### Aim of the exercise
For this exercise, print all of the entries exactly as given.

*** Opening Raw data ***

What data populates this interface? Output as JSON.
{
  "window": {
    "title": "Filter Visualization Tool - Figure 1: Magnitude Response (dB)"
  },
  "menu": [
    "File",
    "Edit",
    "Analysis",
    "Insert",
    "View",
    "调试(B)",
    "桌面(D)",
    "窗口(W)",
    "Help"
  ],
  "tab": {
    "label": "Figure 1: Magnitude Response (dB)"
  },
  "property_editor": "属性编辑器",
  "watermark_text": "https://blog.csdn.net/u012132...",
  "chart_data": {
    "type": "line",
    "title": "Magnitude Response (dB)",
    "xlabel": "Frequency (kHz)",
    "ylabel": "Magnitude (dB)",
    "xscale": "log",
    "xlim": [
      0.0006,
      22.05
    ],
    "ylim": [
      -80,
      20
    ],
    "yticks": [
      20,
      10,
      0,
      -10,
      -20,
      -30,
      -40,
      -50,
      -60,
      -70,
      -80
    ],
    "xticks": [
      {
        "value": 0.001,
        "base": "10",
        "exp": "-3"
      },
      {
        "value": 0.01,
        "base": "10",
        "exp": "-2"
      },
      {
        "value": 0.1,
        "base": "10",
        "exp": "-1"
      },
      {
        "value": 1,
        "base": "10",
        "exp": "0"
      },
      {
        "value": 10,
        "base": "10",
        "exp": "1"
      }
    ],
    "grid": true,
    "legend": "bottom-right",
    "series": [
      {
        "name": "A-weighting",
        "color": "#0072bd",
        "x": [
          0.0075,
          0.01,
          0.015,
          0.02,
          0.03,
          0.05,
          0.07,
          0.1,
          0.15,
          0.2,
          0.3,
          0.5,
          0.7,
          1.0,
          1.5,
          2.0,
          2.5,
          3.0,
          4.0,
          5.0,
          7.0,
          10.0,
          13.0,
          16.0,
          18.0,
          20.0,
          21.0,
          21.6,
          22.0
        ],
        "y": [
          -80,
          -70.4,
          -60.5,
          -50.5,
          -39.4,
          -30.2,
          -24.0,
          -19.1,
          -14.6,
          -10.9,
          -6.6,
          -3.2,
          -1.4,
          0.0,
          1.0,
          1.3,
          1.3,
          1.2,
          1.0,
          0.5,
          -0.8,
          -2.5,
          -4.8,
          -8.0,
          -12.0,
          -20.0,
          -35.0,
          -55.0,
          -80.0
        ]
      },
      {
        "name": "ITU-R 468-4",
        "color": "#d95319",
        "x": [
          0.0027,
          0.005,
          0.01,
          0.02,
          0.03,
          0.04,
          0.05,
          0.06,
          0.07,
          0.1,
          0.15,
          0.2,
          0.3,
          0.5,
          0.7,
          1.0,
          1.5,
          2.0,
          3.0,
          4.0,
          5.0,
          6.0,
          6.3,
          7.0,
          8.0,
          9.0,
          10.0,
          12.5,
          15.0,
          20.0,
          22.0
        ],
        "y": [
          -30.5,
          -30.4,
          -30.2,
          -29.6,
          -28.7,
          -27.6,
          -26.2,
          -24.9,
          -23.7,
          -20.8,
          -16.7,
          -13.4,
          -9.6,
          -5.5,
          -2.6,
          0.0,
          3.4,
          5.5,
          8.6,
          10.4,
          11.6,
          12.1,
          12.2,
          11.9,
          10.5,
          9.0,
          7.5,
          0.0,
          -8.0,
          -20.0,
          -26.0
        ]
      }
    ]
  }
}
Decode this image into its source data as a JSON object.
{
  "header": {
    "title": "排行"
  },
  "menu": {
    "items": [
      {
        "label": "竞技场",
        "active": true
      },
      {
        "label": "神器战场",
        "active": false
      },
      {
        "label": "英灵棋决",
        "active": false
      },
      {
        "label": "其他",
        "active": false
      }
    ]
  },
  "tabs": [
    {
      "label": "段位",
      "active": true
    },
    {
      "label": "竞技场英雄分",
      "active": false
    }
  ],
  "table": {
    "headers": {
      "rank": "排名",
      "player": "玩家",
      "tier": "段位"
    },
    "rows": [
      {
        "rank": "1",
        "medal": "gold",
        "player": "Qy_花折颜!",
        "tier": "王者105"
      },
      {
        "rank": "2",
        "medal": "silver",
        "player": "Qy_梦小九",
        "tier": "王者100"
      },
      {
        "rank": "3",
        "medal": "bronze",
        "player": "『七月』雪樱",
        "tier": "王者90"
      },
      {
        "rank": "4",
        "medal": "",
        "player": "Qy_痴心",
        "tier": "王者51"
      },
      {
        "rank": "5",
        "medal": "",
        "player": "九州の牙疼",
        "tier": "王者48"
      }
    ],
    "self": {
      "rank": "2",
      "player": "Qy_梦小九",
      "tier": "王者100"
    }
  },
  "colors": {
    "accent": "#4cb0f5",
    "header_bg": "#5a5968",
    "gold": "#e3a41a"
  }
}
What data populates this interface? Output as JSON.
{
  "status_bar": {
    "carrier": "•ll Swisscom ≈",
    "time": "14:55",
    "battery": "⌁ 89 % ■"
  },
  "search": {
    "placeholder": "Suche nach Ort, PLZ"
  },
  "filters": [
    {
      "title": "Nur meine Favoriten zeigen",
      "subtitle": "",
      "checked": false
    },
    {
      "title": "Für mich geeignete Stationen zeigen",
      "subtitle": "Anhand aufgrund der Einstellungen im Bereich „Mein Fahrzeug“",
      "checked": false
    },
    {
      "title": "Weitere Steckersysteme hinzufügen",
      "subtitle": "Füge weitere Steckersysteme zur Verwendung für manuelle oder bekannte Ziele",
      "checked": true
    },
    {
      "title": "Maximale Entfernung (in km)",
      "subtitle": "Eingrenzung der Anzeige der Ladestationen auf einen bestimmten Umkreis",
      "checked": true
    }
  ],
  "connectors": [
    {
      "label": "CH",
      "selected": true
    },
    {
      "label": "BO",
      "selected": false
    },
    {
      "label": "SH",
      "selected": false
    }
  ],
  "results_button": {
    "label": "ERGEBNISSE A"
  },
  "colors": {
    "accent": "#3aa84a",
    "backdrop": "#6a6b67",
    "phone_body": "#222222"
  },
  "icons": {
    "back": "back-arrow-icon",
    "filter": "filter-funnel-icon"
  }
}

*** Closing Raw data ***

### Reply
What data populates this interface? Output as JSON.
{
  "window": {
    "title": "Filter Visualization Tool - Figure 1: Magnitude Response (dB)"
  },
  "menu": [
    "File",
    "Edit",
    "Analysis",
    "Insert",
    "View",
    "调试(B)",
    "桌面(D)",
    "窗口(W)",
    "Help"
  ],
  "tab": {
    "label": "Figure 1: Magnitude Response (dB)"
  },
  "property_editor": "属性编辑器",
  "watermark_text": "https://blog.csdn.net/u012132...",
  "chart_data": {
    "type": "line",
    "title": "Magnitude Response (dB)",
    "xlabel": "Frequency (kHz)",
    "ylabel": "Magnitude (dB)",
    "xscale": "log",
    "xlim": [
      0.0006,
      22.05
    ],
    "ylim": [
      -80,
      20
    ],
    "yticks": [
      20,
      10,
      0,
      -10,
      -20,
      -30,
      -40,
      -50,
      -60,
      -70,
      -80
    ],
    "xticks": [
      {
        "value": 0.001,
        "base": "10",
        "exp": "-3"
      },
      {
        "value": 0.01,
        "base": "10",
        "exp": "-2"
      },
      {
        "value": 0.1,
        "base": "10",
        "exp": "-1"
      },
      {
        "value": 1,
        "base": "10",
        "exp": "0"
      },
      {
        "value": 10,
        "base": "10",
        "exp": "1"
      }
    ],
    "grid": true,
    "legend": "bottom-right",
    "series": [
      {
        "name": "A-weighting",
        "color": "#0072bd",
        "x": [
          0.0075,
          0.01,
          0.015,
          0.02,
          0.03,
          0.05,
          0.07,
          0.1,
          0.15,
          0.2,
          0.3,
          0.5,
          0.7,
          1.0,
          1.5,
          2.0,
          2.5,
          3.0,
          4.0,
          5.0,
          7.0,
          10.0,
          13.0,
          16.0,
          18.0,
          20.0,
          21.0,
          21.6,
          22.0
        ],
        "y": [
          -80,
          -70.4,
          -60.5,
          -50.5,
          -39.4,
          -30.2,
          -24.0,
          -19.1,
          -14.6,
          -10.9,
          -6.6,
          -3.2,
          -1.4,
          0.0,
          1.0,
          1.3,
          1.3,
          1.2,
          1.0,
          0.5,
          -0.8,
          -2.5,
          -4.8,
          -8.0,
          -12.0,
          -20.0,
          -35.0,
          -55.0,
          -80.0
        ]
      },
      {
        "name": "ITU-R 468-4",
        "color": "#d95319",
        "x": [
          0.0027,
          0.005,
          0.01,
          0.02,
          0.03,
          0.04,
          0.05,
          0.06,
          0.07,
          0.1,
          0.15,
          0.2,
          0.3,
          0.5,
          0.7,
          1.0,
          1.5,
          2.0,
          3.0,
          4.0,
          5.0,
          6.0,
          6.3,
          7.0,
          8.0,
          9.0,
          10.0,
          12.5,
          15.0,
          20.0,
          22.0
        ],
        "y": [
          -30.5,
          -30.4,
          -30.2,
          -29.6,
          -28.7,
          -27.6,
          -26.2,
          -24.9,
          -23.7,
          -20.8,
          -16.7,
          -13.4,
          -9.6,
          -5.5,
          -2.6,
          0.0,
          3.4,
          5.5,
          8.6,
          10.4,
          11.6,
          12.1,
          12.2,
          11.9,
          10.5,
          9.0,
          7.5,
          0.0,
          -8.0,
          -20.0,
          -26.0
        ]
      }
    ]
  }
}
Decode this image into its source data as a JSON object.
{
  "header": {
    "title": "排行"
  },
  "menu": {
    "items": [
      {
        "label": "竞技场",
        "active": true
      },
      {
        "label": "神器战场",
        "active": false
      },
      {
        "label": "英灵棋决",
        "active": false
      },
      {
        "label": "其他",
        "active": false
      }
    ]
  },
  "tabs": [
    {
      "label": "段位",
      "active": true
    },
    {
      "label": "竞技场英雄分",
      "active": false
    }
  ],
  "table": {
    "headers": {
      "rank": "排名",
      "player": "玩家",
      "tier": "段位"
    },
    "rows": [
      {
        "rank": "1",
        "medal": "gold",
        "player": "Qy_花折颜!",
        "tier": "王者105"
      },
      {
        "rank": "2",
        "medal": "silver",
        "player": "Qy_梦小九",
        "tier": "王者100"
      },
      {
        "rank": "3",
        "medal": "bronze",
        "player": "『七月』雪樱",
        "tier": "王者90"
      },
      {
        "rank": "4",
        "medal": "",
        "player": "Qy_痴心",
        "tier": "王者51"
      },
      {
        "rank": "5",
        "medal": "",
        "player": "九州の牙疼",
        "tier": "王者48"
      }
    ],
    "self": {
      "rank": "2",
      "player": "Qy_梦小九",
      "tier": "王者100"
    }
  },
  "colors": {
    "accent": "#4cb0f5",
    "header_bg": "#5a5968",
    "gold": "#e3a41a"
  }
}
What data populates this interface? Output as JSON.
{
  "status_bar": {
    "carrier": "•ll Swisscom ≈",
    "time": "14:55",
    "battery": "⌁ 89 % ■"
  },
  "search": {
    "placeholder": "Suche nach Ort, PLZ"
  },
  "filters": [
    {
      "title": "Nur meine Favoriten zeigen",
      "subtitle": "",
      "checked": false
    },
    {
      "title": "Für mich geeignete Stationen zeigen",
      "subtitle": "Anhand aufgrund der Einstellungen im Bereich „Mein Fahrzeug“",
      "checked": false
    },
    {
      "title": "Weitere Steckersysteme hinzufügen",
      "subtitle": "Füge weitere Steckersysteme zur Verwendung für manuelle oder bekannte Ziele",
      "checked": true
    },
    {
      "title": "Maximale Entfernung (in km)",
      "subtitle": "Eingrenzung der Anzeige der Ladestationen auf einen bestimmten Umkreis",
      "checked": true
    }
  ],
  "connectors": [
    {
      "label": "CH",
      "selected": true
    },
    {
      "label": "BO",
      "selected": false
    },
    {
      "label": "SH",
      "selected": false
    }
  ],
  "results_button": {
    "label": "ERGEBNISSE A"
  },
  "colors": {
    "accent": "#3aa84a",
    "backdrop": "#6a6b67",
    "phone_body": "#222222"
  },
  "icons": {
    "back": "back-arrow-icon",
    "filter": "filter-funnel-icon"
  }
}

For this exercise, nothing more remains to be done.